Due to the significant number of landfill sites across the UK, ELFM is a key component of critical material security and will contribute to the circular economy. Enhanced landfill mining recovers valuable raw materials and reintroduces them into the manufacturing chain.
The recovery of these elements is critical for the sustainability of several industries. The global demand for lithium is expected to double between now and 2024 because of its important role in energy storage, particularly in electric vehicles. The UK is committed to banning the sales of new petrol and diesel cars by 2030, which is likely to boost the demand even further. Other critical metals include arsenic, which is predicted to run out sometime in the next five to 50 years, nickel and platinum group metals. Evidently, ELFM has a role to play in the UK’s resilience for critical resources and reclamation of critical raw materials from closed landfill sites.
All the big recycling and waste providers in the UK refer to the waste hierarchy pyramid where prevention is the preferred option for waste, and disposal (landfill) is the worst. In an ideal closed-loop economy model, goods would be shared, leased, reused, repaired, refurbished, or recycled.
In practice, a circular economy means keeping waste to a minimum. That is what many of today’s waste practitioners and researchers are aiming for. They want to ensure that when a product reaches the end of its life, its materials are kept within the economy wherever possible so that they can be productively used again and again, thereby protecting the environment and creating further value.

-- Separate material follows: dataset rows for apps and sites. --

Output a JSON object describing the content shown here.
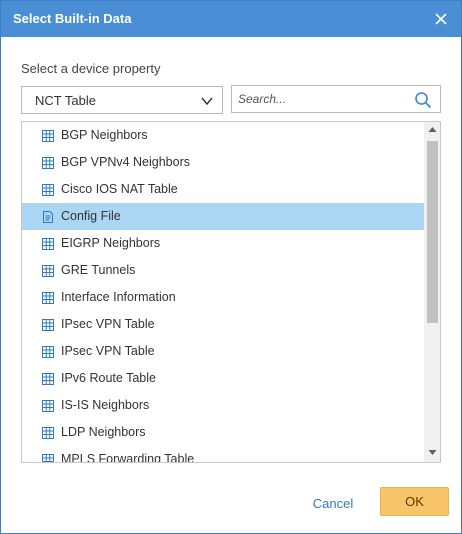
{
  "window": {
    "title": "Select Built-in Data"
  },
  "form": {
    "prompt": "Select a device property",
    "property_select": {
      "value": "NCT Table"
    },
    "search": {
      "placeholder": "Search...",
      "value": ""
    }
  },
  "list": {
    "items": [
      {
        "label": "BGP Neighbors",
        "icon": "table-icon",
        "selected": false
      },
      {
        "label": "BGP VPNv4 Neighbors",
        "icon": "table-icon",
        "selected": false
      },
      {
        "label": "Cisco IOS NAT Table",
        "icon": "table-icon",
        "selected": false
      },
      {
        "label": "Config File",
        "icon": "file-icon",
        "selected": true
      },
      {
        "label": "EIGRP Neighbors",
        "icon": "table-icon",
        "selected": false
      },
      {
        "label": "GRE Tunnels",
        "icon": "table-icon",
        "selected": false
      },
      {
        "label": "Interface Information",
        "icon": "table-icon",
        "selected": false
      },
      {
        "label": "IPsec VPN Table",
        "icon": "table-icon",
        "selected": false
      },
      {
        "label": "IPsec VPN Table",
        "icon": "table-icon",
        "selected": false
      },
      {
        "label": "IPv6 Route Table",
        "icon": "table-icon",
        "selected": false
      },
      {
        "label": "IS-IS Neighbors",
        "icon": "table-icon",
        "selected": false
      },
      {
        "label": "LDP Neighbors",
        "icon": "table-icon",
        "selected": false
      },
      {
        "label": "MPLS Forwarding Table",
        "icon": "table-icon",
        "selected": false
      }
    ]
  },
  "footer": {
    "cancel_label": "Cancel",
    "ok_label": "OK"
  },
  "colors": {
    "titlebar": "#4a8fd6",
    "selection": "#aad6f3",
    "icon": "#2f7bc2",
    "ok_button": "#f8c56a",
    "cancel_text": "#2f7bc2"
  }
}
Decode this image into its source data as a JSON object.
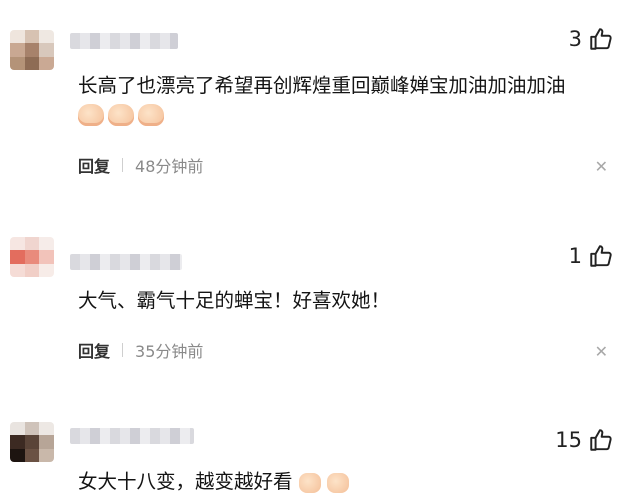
{
  "comments": [
    {
      "likes": "3",
      "text": "长高了也漂亮了希望再创辉煌重回巅峰婵宝加油加油加油",
      "emoji_count": 3,
      "reply_label": "回复",
      "time": "48分钟前",
      "close_icon": "✕"
    },
    {
      "likes": "1",
      "text": "大气、霸气十足的蝉宝！好喜欢她！",
      "reply_label": "回复",
      "time": "35分钟前",
      "close_icon": "✕"
    },
    {
      "likes": "15",
      "text": "女大十八变，越变越好看"
    }
  ],
  "icons": {
    "like": "thumbs-up-icon",
    "close": "close-icon",
    "avatar": "blurred-avatar"
  },
  "colors": {
    "text": "#141414",
    "time": "#8a8a8a",
    "close": "#a8a8a8"
  }
}
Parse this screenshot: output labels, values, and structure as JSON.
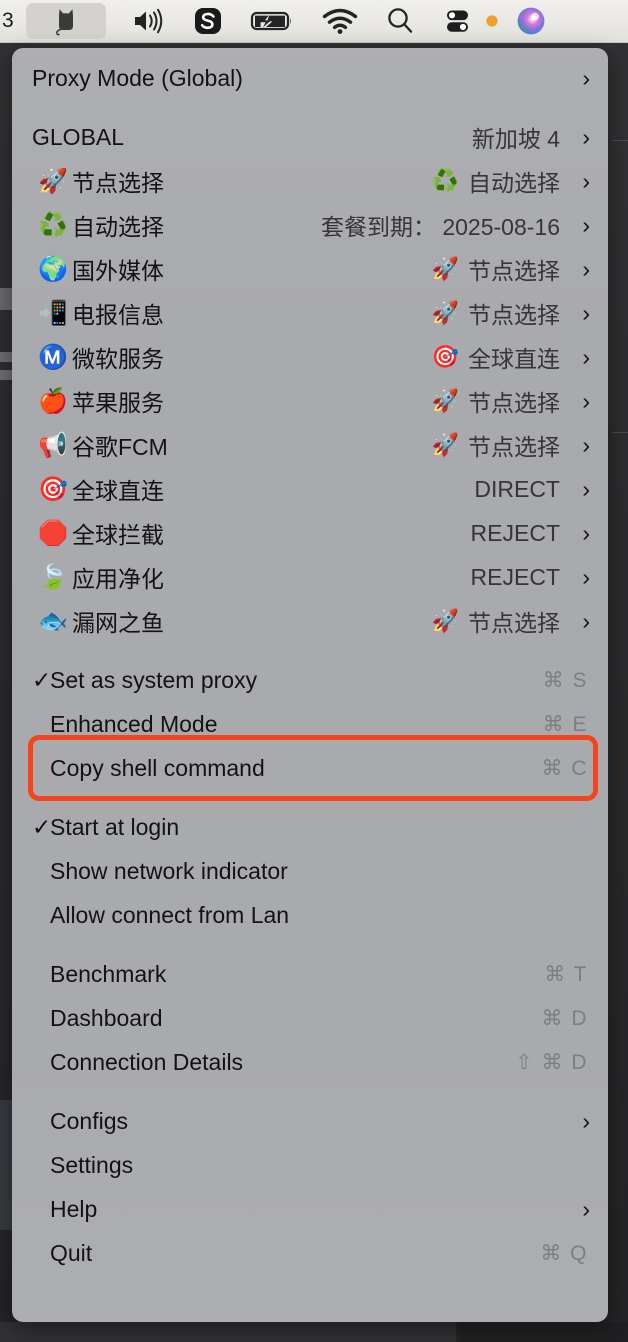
{
  "menubar": {
    "clock": "3",
    "icons": [
      {
        "name": "clashx-cat-icon",
        "label": "ClashX"
      },
      {
        "name": "volume-icon",
        "label": "Volume"
      },
      {
        "name": "app-s-icon",
        "label": "S App"
      },
      {
        "name": "battery-charging-icon",
        "label": "Battery Charging"
      },
      {
        "name": "wifi-icon",
        "label": "Wi-Fi"
      },
      {
        "name": "spotlight-search-icon",
        "label": "Spotlight Search"
      },
      {
        "name": "control-center-icon",
        "label": "Control Center"
      },
      {
        "name": "orange-dot-indicator",
        "label": "Recording indicator"
      },
      {
        "name": "siri-icon",
        "label": "Siri"
      }
    ]
  },
  "menu": {
    "proxy_mode": {
      "label": "Proxy Mode (Global)",
      "chevron": "›"
    },
    "global": {
      "label": "GLOBAL",
      "value": "新加坡 4",
      "chevron": "›"
    },
    "groups": [
      {
        "emoji": "🚀",
        "label": "节点选择",
        "value_emoji": "♻️",
        "value": "自动选择",
        "chevron": "›"
      },
      {
        "emoji": "♻️",
        "label": "自动选择",
        "value_emoji": "",
        "value": "套餐到期： 2025-08-16",
        "chevron": "›"
      },
      {
        "emoji": "🌍",
        "label": "国外媒体",
        "value_emoji": "🚀",
        "value": "节点选择",
        "chevron": "›"
      },
      {
        "emoji": "📲",
        "label": "电报信息",
        "value_emoji": "🚀",
        "value": "节点选择",
        "chevron": "›"
      },
      {
        "emoji": "Ⓜ️",
        "label": "微软服务",
        "value_emoji": "🎯",
        "value": "全球直连",
        "chevron": "›"
      },
      {
        "emoji": "🍎",
        "label": "苹果服务",
        "value_emoji": "🚀",
        "value": "节点选择",
        "chevron": "›"
      },
      {
        "emoji": "📢",
        "label": "谷歌FCM",
        "value_emoji": "🚀",
        "value": "节点选择",
        "chevron": "›"
      },
      {
        "emoji": "🎯",
        "label": "全球直连",
        "value_emoji": "",
        "value": "DIRECT",
        "chevron": "›"
      },
      {
        "emoji": "🛑",
        "label": "全球拦截",
        "value_emoji": "",
        "value": "REJECT",
        "chevron": "›"
      },
      {
        "emoji": "🍃",
        "label": "应用净化",
        "value_emoji": "",
        "value": "REJECT",
        "chevron": "›"
      },
      {
        "emoji": "🐟",
        "label": "漏网之鱼",
        "value_emoji": "🚀",
        "value": "节点选择",
        "chevron": "›"
      }
    ],
    "options_a": [
      {
        "check": "✓",
        "label": "Set as system proxy",
        "shortcut": "⌘ S",
        "highlighted": false
      },
      {
        "check": "",
        "label": "Enhanced Mode",
        "shortcut": "⌘ E",
        "highlighted": false
      },
      {
        "check": "",
        "label": "Copy shell command",
        "shortcut": "⌘ C",
        "highlighted": true
      }
    ],
    "options_b": [
      {
        "check": "✓",
        "label": "Start at login",
        "shortcut": ""
      },
      {
        "check": "",
        "label": "Show network indicator",
        "shortcut": ""
      },
      {
        "check": "",
        "label": "Allow connect from Lan",
        "shortcut": ""
      }
    ],
    "tools": [
      {
        "label": "Benchmark",
        "shortcut": "⌘ T"
      },
      {
        "label": "Dashboard",
        "shortcut": "⌘ D"
      },
      {
        "label": "Connection Details",
        "shortcut": "⇧ ⌘ D"
      }
    ],
    "footer": [
      {
        "label": "Configs",
        "shortcut": "",
        "chevron": "›"
      },
      {
        "label": "Settings",
        "shortcut": "",
        "chevron": ""
      },
      {
        "label": "Help",
        "shortcut": "",
        "chevron": "›"
      },
      {
        "label": "Quit",
        "shortcut": "⌘ Q",
        "chevron": ""
      }
    ],
    "highlight_color": "#f4441e"
  }
}
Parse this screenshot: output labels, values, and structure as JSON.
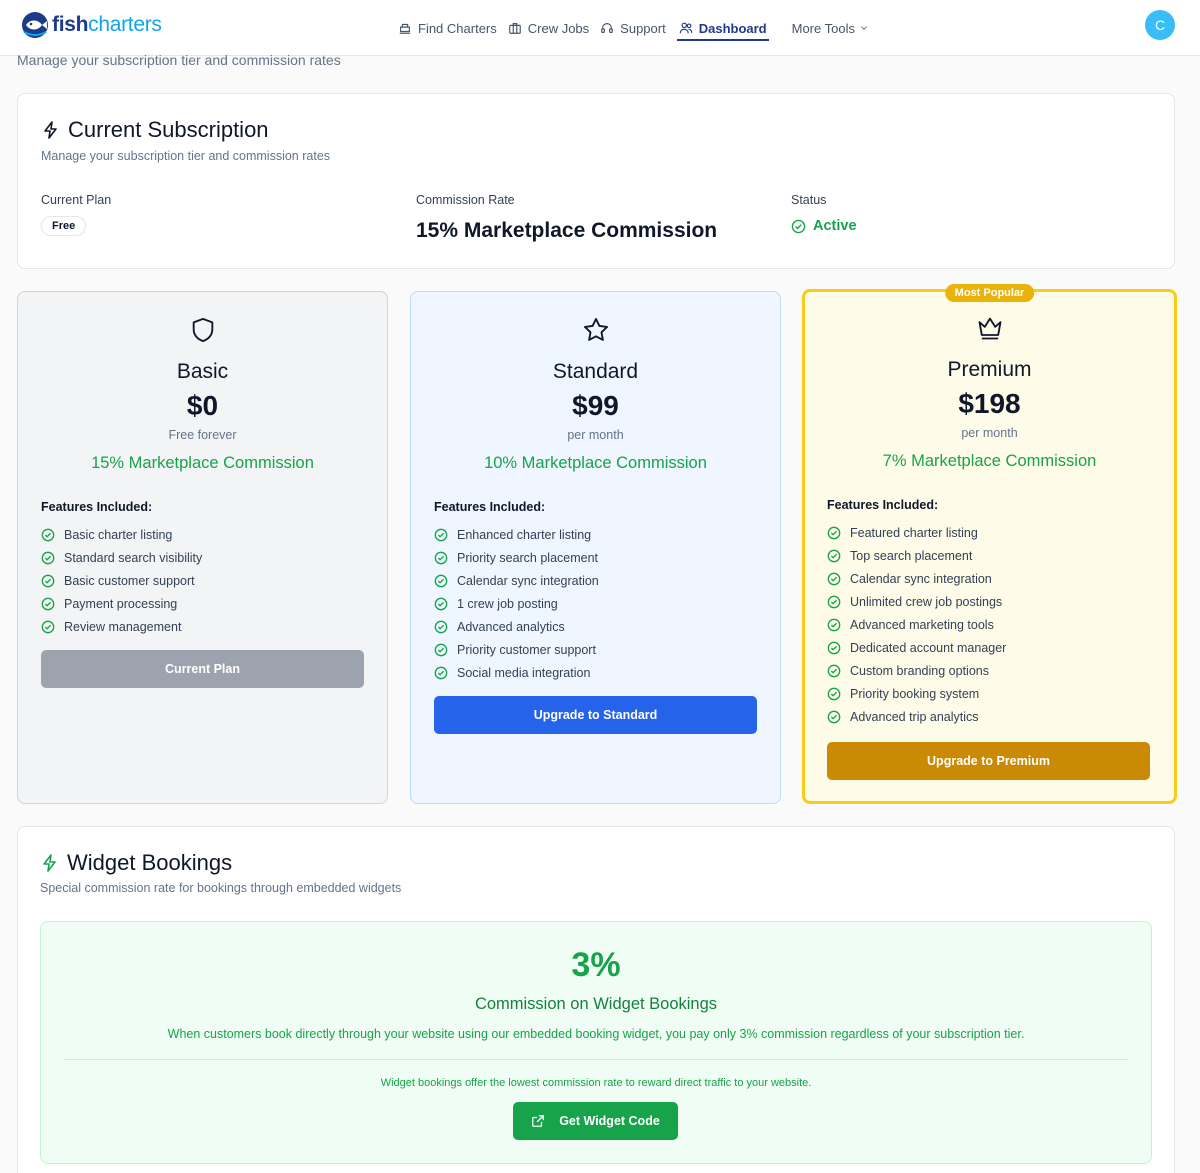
{
  "nav": {
    "logo": {
      "fish": "fish",
      "charters": "charters"
    },
    "links": [
      {
        "label": "Find Charters",
        "icon": "ship-icon"
      },
      {
        "label": "Crew Jobs",
        "icon": "briefcase-icon"
      },
      {
        "label": "Support",
        "icon": "headset-icon"
      },
      {
        "label": "Dashboard",
        "icon": "users-icon",
        "active": true
      }
    ],
    "more_tools": "More Tools",
    "avatar_initial": "C"
  },
  "page": {
    "subtitle": "Manage your subscription tier and commission rates"
  },
  "current_subscription": {
    "title": "Current Subscription",
    "subtitle": "Manage your subscription tier and commission rates",
    "current_plan_label": "Current Plan",
    "current_plan_value": "Free",
    "commission_label": "Commission Rate",
    "commission_value": "15% Marketplace Commission",
    "status_label": "Status",
    "status_value": "Active"
  },
  "plans": [
    {
      "id": "basic",
      "icon": "shield-icon",
      "name": "Basic",
      "price": "$0",
      "period": "Free forever",
      "commission": "15% Marketplace Commission",
      "features_title": "Features Included:",
      "features": [
        "Basic charter listing",
        "Standard search visibility",
        "Basic customer support",
        "Payment processing",
        "Review management"
      ],
      "button": "Current Plan"
    },
    {
      "id": "standard",
      "icon": "star-icon",
      "name": "Standard",
      "price": "$99",
      "period": "per month",
      "commission": "10% Marketplace Commission",
      "features_title": "Features Included:",
      "features": [
        "Enhanced charter listing",
        "Priority search placement",
        "Calendar sync integration",
        "1 crew job posting",
        "Advanced analytics",
        "Priority customer support",
        "Social media integration"
      ],
      "button": "Upgrade to Standard"
    },
    {
      "id": "premium",
      "icon": "crown-icon",
      "badge": "Most Popular",
      "name": "Premium",
      "price": "$198",
      "period": "per month",
      "commission": "7% Marketplace Commission",
      "features_title": "Features Included:",
      "features": [
        "Featured charter listing",
        "Top search placement",
        "Calendar sync integration",
        "Unlimited crew job postings",
        "Advanced marketing tools",
        "Dedicated account manager",
        "Custom branding options",
        "Priority booking system",
        "Advanced trip analytics"
      ],
      "button": "Upgrade to Premium"
    }
  ],
  "widget": {
    "title": "Widget Bookings",
    "subtitle": "Special commission rate for bookings through embedded widgets",
    "rate": "3%",
    "heading": "Commission on Widget Bookings",
    "description": "When customers book directly through your website using our embedded booking widget, you pay only 3% commission regardless of your subscription tier.",
    "note": "Widget bookings offer the lowest commission rate to reward direct traffic to your website.",
    "button": "Get Widget Code"
  },
  "colors": {
    "green": "#16a34a",
    "blue": "#2563eb",
    "gold": "#ca8a04",
    "navy": "#1e3a8a",
    "sky": "#0ea5e9"
  }
}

Dr Adam Read is External Affairs Director at SUEZ Recycling and Recovery UK.
Gerry Cavanagh is Regional Manager South – Landfill Energy at SUEZ Recycling and Recovery UK.
David Field is Director of Engineering – Energy at Viridor.
Dr Stuart Wagland is Senior Lecturer in Energy and Environmental Chemistry and Deputy Director of Research, School of Water, Energy and Environment, at Cranfield University.